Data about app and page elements
**********

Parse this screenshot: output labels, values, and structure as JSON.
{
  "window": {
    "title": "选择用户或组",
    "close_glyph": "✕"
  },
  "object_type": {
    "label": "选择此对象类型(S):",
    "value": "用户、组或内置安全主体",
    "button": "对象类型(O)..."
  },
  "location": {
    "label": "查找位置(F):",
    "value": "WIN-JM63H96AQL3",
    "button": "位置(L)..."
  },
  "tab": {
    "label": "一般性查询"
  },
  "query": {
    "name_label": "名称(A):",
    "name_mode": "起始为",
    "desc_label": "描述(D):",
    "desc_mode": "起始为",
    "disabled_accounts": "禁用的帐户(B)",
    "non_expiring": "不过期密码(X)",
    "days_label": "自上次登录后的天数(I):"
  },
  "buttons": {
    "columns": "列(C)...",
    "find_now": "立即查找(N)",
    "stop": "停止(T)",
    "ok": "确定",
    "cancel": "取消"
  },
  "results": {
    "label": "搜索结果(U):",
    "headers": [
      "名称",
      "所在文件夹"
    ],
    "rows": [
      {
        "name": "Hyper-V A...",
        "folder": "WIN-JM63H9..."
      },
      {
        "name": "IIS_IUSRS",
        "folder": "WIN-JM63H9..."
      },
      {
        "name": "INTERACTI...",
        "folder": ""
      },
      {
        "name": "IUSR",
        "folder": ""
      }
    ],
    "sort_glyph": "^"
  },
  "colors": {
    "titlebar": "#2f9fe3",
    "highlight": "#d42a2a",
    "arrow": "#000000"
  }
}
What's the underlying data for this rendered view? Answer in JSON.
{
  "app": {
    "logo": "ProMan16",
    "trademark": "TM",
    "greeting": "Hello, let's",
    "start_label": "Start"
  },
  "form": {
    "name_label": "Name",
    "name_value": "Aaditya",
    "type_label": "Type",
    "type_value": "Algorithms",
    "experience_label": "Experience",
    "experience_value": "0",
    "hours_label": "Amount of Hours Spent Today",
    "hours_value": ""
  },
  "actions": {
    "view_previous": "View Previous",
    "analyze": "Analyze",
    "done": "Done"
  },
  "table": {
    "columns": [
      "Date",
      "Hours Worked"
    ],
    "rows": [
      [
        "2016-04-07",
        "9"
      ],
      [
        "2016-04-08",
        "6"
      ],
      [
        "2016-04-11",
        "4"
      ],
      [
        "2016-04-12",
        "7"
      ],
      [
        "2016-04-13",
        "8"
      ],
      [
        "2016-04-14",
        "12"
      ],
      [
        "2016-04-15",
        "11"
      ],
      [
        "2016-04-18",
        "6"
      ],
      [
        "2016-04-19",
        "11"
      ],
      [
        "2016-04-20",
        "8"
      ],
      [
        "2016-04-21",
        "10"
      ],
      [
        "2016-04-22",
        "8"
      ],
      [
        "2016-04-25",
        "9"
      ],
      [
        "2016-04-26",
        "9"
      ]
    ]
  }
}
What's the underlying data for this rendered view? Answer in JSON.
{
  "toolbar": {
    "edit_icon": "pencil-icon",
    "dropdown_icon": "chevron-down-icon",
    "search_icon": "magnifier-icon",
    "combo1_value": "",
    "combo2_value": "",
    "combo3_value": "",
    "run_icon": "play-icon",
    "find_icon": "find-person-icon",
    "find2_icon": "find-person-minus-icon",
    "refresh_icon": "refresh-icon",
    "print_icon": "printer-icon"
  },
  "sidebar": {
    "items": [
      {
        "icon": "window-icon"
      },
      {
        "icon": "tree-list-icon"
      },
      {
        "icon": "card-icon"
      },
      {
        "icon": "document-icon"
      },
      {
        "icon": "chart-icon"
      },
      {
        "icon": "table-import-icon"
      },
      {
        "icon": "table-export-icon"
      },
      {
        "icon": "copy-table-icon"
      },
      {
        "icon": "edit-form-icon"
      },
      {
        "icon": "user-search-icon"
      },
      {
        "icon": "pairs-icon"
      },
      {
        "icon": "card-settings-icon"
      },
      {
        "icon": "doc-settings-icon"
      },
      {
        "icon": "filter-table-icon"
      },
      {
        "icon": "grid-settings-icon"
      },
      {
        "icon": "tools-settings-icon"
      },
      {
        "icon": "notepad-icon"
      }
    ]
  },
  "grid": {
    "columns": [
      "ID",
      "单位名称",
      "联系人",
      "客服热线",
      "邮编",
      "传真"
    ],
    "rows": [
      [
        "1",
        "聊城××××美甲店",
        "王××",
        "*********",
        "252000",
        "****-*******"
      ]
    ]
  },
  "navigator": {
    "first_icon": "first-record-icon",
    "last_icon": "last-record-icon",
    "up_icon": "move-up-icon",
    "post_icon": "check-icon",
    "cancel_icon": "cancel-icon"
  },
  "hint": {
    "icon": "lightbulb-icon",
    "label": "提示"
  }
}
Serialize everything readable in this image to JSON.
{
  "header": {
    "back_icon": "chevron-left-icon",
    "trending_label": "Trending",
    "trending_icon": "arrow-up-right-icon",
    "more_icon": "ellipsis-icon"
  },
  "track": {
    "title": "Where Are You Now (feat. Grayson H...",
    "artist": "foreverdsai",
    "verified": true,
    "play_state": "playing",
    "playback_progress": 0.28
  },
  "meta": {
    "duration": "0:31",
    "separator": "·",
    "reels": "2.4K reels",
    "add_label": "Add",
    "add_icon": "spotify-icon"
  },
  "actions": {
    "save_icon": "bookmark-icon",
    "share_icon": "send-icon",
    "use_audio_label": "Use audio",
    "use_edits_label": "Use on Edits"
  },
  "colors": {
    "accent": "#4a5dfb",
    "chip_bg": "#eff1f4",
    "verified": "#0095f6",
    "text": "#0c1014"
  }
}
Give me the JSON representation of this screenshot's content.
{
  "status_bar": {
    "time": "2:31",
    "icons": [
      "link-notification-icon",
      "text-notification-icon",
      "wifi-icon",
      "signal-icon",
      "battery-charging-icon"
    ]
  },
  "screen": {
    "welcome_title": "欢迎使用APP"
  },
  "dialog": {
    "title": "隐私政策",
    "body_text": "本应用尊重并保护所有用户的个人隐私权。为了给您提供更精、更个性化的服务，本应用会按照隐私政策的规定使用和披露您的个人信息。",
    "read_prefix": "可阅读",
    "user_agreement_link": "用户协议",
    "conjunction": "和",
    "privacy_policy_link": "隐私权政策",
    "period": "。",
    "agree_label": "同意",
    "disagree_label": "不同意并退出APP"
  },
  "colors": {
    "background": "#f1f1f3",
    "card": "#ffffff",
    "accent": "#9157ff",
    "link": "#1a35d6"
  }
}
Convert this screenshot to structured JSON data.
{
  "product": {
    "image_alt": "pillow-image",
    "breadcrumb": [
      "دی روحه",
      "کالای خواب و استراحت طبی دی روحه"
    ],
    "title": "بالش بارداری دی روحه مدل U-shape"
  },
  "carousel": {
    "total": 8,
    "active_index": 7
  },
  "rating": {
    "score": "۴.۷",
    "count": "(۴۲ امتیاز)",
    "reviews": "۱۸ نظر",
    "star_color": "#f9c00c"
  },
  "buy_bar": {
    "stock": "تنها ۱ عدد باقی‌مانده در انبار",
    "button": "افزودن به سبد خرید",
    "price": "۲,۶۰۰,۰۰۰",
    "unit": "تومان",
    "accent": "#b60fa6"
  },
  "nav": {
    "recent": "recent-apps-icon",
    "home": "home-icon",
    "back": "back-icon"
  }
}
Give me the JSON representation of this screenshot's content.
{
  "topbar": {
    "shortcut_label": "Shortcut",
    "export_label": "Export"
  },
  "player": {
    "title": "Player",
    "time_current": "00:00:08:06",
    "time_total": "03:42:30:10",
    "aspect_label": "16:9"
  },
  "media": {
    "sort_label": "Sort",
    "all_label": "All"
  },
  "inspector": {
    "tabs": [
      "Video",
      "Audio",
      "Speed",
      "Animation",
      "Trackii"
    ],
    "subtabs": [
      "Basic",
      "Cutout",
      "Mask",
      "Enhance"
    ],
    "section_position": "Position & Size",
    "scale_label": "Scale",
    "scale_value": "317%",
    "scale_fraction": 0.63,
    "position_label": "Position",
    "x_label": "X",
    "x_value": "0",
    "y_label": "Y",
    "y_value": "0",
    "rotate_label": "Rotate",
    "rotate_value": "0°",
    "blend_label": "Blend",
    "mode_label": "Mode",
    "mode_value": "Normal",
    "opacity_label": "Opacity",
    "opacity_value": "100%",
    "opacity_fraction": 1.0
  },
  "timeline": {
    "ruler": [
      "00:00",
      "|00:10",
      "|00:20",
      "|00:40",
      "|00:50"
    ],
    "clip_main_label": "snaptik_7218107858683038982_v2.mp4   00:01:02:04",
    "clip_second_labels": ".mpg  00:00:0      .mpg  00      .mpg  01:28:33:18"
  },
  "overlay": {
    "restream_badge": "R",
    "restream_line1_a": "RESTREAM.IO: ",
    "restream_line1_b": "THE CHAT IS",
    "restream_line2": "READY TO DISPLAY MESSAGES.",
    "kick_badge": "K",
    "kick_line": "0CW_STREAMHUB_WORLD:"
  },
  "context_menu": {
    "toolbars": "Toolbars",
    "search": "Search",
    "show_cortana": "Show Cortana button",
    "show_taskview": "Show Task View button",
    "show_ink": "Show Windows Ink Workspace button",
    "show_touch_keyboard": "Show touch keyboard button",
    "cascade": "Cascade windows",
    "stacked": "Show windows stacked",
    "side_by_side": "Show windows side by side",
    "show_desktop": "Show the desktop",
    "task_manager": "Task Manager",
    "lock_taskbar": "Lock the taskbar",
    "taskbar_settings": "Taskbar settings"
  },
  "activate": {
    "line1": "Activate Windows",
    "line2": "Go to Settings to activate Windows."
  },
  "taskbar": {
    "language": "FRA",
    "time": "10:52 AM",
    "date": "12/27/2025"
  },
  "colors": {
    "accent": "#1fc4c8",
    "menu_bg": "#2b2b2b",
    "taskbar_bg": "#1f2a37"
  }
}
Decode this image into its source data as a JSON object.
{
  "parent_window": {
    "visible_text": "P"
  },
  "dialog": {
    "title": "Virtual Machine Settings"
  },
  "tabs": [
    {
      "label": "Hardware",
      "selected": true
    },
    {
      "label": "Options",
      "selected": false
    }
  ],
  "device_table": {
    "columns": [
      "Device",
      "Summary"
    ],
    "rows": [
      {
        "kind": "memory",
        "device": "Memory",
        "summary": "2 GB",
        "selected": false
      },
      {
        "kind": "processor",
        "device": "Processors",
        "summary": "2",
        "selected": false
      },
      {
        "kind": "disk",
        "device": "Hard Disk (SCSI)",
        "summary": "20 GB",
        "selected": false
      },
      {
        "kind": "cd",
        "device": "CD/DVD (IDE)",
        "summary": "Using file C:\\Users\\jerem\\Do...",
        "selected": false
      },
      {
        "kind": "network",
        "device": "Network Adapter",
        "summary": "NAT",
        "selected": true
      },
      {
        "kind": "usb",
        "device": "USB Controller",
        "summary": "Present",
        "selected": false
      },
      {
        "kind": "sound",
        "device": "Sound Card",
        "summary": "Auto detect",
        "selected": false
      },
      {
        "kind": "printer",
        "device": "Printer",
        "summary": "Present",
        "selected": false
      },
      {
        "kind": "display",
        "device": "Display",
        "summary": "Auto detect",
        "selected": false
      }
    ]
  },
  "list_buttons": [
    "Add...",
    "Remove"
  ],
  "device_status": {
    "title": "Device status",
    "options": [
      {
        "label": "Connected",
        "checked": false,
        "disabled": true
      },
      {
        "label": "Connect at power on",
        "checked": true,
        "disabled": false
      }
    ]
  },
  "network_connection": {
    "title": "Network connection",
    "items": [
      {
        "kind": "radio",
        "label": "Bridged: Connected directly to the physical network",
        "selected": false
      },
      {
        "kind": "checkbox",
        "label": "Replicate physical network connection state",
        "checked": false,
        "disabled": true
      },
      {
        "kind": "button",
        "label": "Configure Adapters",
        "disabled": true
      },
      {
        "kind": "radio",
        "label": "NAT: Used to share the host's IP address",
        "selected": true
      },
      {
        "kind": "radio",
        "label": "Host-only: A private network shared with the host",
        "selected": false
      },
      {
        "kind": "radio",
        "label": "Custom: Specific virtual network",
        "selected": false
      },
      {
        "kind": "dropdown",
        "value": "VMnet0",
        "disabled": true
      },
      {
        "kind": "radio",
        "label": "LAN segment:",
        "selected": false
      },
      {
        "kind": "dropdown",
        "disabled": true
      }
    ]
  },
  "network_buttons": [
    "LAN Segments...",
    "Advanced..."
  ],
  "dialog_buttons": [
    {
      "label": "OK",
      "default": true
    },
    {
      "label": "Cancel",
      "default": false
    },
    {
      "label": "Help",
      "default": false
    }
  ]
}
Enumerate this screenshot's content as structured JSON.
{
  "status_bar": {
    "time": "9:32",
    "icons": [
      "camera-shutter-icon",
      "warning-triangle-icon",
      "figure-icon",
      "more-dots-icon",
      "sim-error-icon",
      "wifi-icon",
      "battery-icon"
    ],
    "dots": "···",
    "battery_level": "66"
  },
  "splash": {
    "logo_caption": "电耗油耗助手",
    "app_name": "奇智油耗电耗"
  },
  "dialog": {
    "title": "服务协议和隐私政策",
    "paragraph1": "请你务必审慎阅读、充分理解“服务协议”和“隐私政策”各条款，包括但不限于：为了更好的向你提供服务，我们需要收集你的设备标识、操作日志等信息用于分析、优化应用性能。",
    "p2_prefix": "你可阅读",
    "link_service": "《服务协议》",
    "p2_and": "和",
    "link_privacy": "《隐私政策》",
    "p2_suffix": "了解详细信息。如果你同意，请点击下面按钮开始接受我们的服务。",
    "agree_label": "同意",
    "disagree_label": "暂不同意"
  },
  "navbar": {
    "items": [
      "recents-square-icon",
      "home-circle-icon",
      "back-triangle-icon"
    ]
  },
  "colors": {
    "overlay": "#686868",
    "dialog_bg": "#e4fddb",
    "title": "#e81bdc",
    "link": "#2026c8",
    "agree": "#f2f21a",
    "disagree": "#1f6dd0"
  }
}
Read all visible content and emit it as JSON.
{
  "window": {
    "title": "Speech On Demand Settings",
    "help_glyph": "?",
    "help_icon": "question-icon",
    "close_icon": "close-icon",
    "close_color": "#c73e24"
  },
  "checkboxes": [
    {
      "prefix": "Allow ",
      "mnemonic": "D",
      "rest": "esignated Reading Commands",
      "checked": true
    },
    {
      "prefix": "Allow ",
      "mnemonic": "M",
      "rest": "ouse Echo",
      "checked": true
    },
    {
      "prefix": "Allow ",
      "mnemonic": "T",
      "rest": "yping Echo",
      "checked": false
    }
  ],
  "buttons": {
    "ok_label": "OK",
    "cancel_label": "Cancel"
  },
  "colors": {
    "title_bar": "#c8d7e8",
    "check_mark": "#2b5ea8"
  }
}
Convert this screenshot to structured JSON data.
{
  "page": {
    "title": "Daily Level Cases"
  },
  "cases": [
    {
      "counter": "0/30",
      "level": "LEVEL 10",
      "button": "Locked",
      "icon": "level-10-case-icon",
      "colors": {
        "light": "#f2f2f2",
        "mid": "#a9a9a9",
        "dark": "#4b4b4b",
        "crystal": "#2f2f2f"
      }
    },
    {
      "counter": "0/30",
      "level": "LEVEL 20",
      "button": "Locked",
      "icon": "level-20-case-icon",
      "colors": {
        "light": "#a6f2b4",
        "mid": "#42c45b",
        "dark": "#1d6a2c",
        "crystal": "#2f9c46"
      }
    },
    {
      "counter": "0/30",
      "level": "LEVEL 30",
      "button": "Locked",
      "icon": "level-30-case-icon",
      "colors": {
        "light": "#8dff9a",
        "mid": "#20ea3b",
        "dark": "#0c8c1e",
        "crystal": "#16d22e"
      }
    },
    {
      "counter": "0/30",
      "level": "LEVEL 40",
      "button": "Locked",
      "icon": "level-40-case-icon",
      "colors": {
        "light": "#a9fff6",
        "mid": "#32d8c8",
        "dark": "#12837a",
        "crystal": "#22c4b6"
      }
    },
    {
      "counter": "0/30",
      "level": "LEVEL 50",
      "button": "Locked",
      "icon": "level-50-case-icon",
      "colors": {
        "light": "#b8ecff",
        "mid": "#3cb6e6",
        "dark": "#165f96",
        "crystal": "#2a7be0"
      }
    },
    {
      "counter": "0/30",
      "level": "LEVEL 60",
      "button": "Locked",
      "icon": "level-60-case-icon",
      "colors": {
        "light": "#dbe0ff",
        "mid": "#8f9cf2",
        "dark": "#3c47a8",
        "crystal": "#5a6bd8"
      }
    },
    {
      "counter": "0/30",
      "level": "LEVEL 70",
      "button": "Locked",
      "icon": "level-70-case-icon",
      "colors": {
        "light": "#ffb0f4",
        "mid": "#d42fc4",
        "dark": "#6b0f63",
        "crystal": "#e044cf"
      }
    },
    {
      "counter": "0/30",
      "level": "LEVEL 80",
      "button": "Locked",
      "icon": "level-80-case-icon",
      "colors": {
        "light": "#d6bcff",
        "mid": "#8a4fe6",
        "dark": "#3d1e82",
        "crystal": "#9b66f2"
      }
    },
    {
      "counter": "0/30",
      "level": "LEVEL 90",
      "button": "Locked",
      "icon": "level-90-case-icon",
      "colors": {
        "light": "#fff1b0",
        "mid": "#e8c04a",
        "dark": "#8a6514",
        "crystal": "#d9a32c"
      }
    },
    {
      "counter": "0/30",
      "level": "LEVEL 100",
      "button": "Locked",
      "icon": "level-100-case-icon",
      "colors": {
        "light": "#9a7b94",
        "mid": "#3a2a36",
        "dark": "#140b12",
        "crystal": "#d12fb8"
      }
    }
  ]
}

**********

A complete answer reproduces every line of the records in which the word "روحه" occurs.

_Result of this task_
      "دی روحه",
      "کالای خواب و استراحت طبی دی روحه"
    "title": "بالش بارداری دی روحه مدل U-shape"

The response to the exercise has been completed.